“As I’ve studied, I’ve done more things. I’m studying robotics at school at Utah Valley University now. I’m getting better as I go,” he said.
Trial and error is another common theme for cosplayers making their own costumes. A pair of brothers dressed as Optimus Prime and Heatwave from Transformers, Stan McShinsky of Spanish Fork and Joe McShinsky of West Jordan, spent months trying to find the perfect fit for their predominantly cardboard costumes.
“All the joints have to match your joints, and then when they don’t quite match, it’s like walking baby steps,” Joe said.
The brothers lost track of how much the costumes cost, but estimated the highest cost was in paint. Besides eyeballing a pattern for their creations and trying to make them fit just right, the most time was spent in making them look good from both close up and far away.
“The details are what make the difference,” Stan said.
For some, cosplaying is a group experience. Whole teams of Power Rangers, the Fantastic 4 or the Avengers are a common sight at events. The groups are often a bunch of like-minded friends, or themed family costumes.

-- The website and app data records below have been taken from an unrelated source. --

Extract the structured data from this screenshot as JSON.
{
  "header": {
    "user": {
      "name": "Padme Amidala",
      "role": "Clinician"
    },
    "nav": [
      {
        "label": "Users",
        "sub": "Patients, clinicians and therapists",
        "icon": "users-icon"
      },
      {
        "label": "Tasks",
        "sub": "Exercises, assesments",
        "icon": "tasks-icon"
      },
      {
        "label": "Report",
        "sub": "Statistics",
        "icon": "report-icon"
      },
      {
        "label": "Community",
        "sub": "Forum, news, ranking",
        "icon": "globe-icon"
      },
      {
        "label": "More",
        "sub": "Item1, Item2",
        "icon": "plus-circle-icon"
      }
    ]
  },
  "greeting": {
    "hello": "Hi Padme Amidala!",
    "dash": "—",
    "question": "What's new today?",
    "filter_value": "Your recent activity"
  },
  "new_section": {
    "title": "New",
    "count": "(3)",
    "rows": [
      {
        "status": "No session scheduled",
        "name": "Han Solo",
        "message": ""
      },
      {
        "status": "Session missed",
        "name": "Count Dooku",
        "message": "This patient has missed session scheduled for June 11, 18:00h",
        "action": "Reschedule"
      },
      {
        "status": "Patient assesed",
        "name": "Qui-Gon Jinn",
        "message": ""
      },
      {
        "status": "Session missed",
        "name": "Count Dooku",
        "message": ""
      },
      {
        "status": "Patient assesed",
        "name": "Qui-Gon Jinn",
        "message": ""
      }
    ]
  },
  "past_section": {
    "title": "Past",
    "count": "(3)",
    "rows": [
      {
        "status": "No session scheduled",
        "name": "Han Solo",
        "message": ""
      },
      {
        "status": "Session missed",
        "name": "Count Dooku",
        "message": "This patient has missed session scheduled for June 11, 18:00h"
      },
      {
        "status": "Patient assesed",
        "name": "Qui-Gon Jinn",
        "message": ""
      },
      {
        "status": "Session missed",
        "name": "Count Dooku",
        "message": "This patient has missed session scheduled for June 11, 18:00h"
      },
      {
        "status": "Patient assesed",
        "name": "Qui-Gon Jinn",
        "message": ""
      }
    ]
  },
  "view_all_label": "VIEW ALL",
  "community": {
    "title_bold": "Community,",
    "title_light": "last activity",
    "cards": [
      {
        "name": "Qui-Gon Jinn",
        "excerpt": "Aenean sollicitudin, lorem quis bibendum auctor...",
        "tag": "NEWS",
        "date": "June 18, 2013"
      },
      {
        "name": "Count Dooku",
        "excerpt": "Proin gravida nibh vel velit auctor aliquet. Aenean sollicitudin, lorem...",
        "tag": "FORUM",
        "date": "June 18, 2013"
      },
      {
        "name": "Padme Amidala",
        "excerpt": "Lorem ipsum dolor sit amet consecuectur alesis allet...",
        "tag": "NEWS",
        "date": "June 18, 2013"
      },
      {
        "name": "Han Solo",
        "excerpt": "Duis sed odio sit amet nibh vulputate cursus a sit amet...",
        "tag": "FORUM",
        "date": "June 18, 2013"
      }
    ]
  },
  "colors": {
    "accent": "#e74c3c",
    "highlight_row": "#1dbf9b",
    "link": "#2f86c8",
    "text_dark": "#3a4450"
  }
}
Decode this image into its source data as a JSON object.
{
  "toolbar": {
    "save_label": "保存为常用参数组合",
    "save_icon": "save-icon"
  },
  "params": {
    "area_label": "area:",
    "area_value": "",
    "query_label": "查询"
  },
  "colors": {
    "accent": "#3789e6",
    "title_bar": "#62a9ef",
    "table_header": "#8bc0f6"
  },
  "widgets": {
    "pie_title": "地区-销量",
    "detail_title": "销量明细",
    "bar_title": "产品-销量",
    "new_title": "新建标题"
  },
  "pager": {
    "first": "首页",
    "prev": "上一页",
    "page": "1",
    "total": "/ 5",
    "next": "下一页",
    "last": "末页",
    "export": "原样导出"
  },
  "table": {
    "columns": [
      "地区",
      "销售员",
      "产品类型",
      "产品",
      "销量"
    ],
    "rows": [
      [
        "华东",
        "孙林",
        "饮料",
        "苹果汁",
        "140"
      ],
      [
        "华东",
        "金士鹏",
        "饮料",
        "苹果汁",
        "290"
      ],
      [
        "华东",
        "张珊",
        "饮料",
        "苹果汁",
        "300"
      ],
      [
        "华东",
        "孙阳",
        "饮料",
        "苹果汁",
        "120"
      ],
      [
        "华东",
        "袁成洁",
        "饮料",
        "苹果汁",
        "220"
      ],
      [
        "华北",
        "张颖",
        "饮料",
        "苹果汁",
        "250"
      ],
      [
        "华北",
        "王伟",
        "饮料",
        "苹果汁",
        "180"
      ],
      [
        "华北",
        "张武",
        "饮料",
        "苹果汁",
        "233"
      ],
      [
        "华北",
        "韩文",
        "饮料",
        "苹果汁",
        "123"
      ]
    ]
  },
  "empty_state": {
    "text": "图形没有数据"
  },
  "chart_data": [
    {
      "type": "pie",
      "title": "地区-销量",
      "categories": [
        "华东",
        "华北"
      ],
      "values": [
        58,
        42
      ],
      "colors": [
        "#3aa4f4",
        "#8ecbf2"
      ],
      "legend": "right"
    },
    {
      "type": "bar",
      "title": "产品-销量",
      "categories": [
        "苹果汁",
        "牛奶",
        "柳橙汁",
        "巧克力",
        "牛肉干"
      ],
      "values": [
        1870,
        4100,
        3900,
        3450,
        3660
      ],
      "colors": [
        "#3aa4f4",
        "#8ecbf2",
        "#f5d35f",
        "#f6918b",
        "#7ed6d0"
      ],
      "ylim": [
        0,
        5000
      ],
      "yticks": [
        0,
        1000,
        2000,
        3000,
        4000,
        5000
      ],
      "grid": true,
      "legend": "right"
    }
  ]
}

The Despain family of South Jordan made a gladiator-inspired Justice League featuring Batman, Wonder Woman, Green Arrow and the Flash. Bree Despain wanted to dress up as Wonder Woman, but didn’t want to wear a revealing costume.
Her husband, Brick Despain, had some experience with costume design, and hit upon the idea of giving the Justice League a warrior twist. Themed and fitted chest plates for himself as Batman, Bree as Wonder Woman, and their sons, Zealand and Asher, as Green Arrow and the Flash, respectively, became the focal point of the costumes.
Headpieces followed, as well as themed accessories. The boys were involved in the process, as well—Asher suggested the wings on the sides of his boots, as well as his weapon, a two-piece chakram. All together, the Despains estimate their costumes cost somewhere in the neighborhood of $400.
While designing and executing the costume wasn’t without its tricky spots, Brick said the process was exciting overall for everyone involved.
“I don’t know that it was a challenge so much as it was fun,” he said.
Although in many cases, cosplay obscures a person’s identity—some cosplayers try to act the part as much as they look it—Katie Nielsen’s costume was geared toward bringing people together.
The St. George cosplayer engineered her costume of Toothless, from How to Train Your Dragon, to come on and off just by bending down or standing up. The costume, which she built over three months last summer, has the bulk of the character on a backpacking frame. When she bends down—on all fours, thanks to padded crutches that look like dragon claws—it slides up, making her a life-size Toothless. Kids flocked to her as she walked around ComicCon, asking for a glimpse of the animated character.
“There are a lot of great costumes out there but a lot of them, all you can do is look,” she said. “But with this, I feel like you can connect with it, and it’s fabulous.”